Let’s make this clear with a few examples. You have probably heard many times that 300 DPI is needed for high-quality prints. Of course, this has its justification. At this value printed graphics can be viewed at a distance of 25 to 30 cm without individual pixels standing out and being perceived as disturbing, but – and this is decisive – the value says nothing at all about the size and quality of an image, because:
any digital image, no matter how tiny, can theoretically be output in 300 DPI.
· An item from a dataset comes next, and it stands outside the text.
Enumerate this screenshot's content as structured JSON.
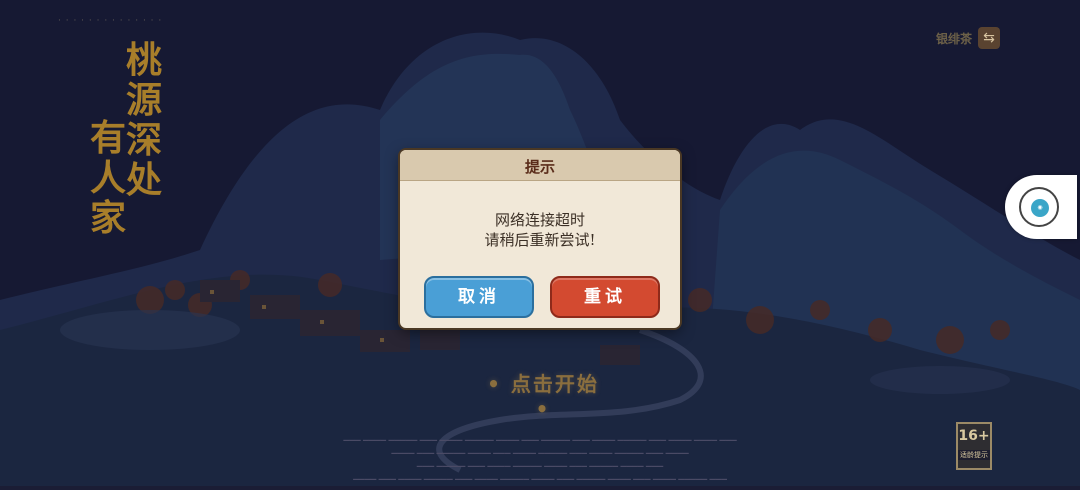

Assuming you have an image with pixel dimensions of 300 x 300, the image will be what size when output in 300 DPI? – Correct, 2.54 cm x 2.54 cm (see example 1 below) – that is about the size of a postage stamp. Now let us take a square image with 3000 pixel sides. So if output in 300 DPI, the image would be 25.4 cm high and long (example 3). Conversely, an image with pixel dimensions of 300 x 300 can also be output so that it has a side length of 25.4 cm. The corresponding DPI value would then be 30 (example 2). And, of course, you can output an image with 3000-pixel pages in postage-stamp size (DPI value: 3000). Of course, you would have to take a magnifying glass in hand to capture all the details.